Wolfe Island


• Canandaigua, NY

This morning we packed our things and left the island, then drove to Kingston to board the Wolfe Islander III, a ferry to Wolfe Island, Ontario, which is located in Lake Ontario. As we departed Kingston and approached Wolfe Island, the wind turbines that lined the shore came into view. Once off the boat, the wind turbines followed us across the island until we reached the other side—Wolfe Island is home to the Wolfe Island Wind Farm, the fourth largest wind farm in Canada and second largest in Ontario at 197.8 MW1,2.

At the other end of the island, we took a much smaller ferry to Cape Vincent, New York—back in the U.S.! We were first off the ferry and first through U.S. border control, which turned out to be a fairly simple process—after providing our passports, they asked us a few simple questions about who we were, the nature of our trip, and what we had bought while in Canada.

Anyways, I’m still in New York at the moment, but we’ll fully return home tomorrow. Our Fourth of July celebrations weren’t extraordinary, though we did get a chance to see some fireworks tonight.

Happy Fourth of July! 🇺🇸

  1. Source. Still Wikipedia, but better than nothing. Data originally from CanWEA, the Canadian Wind Energy Association↩︎

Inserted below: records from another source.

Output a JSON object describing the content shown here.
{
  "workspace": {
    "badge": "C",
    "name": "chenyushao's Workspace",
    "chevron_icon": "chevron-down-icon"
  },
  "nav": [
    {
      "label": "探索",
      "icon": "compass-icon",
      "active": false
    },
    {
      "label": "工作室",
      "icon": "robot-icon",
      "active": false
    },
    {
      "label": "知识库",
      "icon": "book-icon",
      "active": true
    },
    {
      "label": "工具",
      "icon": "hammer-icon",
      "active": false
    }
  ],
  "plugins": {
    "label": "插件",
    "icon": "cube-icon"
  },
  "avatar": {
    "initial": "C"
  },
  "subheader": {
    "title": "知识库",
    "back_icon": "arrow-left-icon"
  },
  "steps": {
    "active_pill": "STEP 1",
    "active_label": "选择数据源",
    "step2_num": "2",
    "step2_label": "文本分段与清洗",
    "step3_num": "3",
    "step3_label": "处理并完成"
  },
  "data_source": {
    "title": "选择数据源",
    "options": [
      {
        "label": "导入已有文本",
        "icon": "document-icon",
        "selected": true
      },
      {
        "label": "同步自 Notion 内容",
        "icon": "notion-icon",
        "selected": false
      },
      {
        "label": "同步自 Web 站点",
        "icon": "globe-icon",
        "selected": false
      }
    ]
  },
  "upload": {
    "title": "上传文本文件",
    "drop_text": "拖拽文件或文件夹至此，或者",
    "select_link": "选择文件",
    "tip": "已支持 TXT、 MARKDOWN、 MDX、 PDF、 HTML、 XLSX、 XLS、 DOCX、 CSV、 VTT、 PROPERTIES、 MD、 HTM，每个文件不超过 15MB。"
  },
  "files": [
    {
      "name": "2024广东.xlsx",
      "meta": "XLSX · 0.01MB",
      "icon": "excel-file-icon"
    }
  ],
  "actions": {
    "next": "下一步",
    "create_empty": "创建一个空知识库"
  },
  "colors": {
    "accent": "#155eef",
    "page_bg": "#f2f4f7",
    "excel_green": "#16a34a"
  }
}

  2. While we’re discussing energy, I might as well wrap my head around some statistics. According to the International Energy Agency, Canada produced 435.07 Mtoe3 and net imported -184.55 Mtoe in 2013. (These numbers are almost completely meaningless to me because they’re huge and I have no comparison.) For a slightly more comprehendible statistic, The World Bank indicates that Canada imported a net -72% of its energy use that same year. Be prudent and check those sources out for yourself, and while you’re at it, play with the data a bit! ↩︎

  3. That is, “million tonnes of oil equivalent”. ↩︎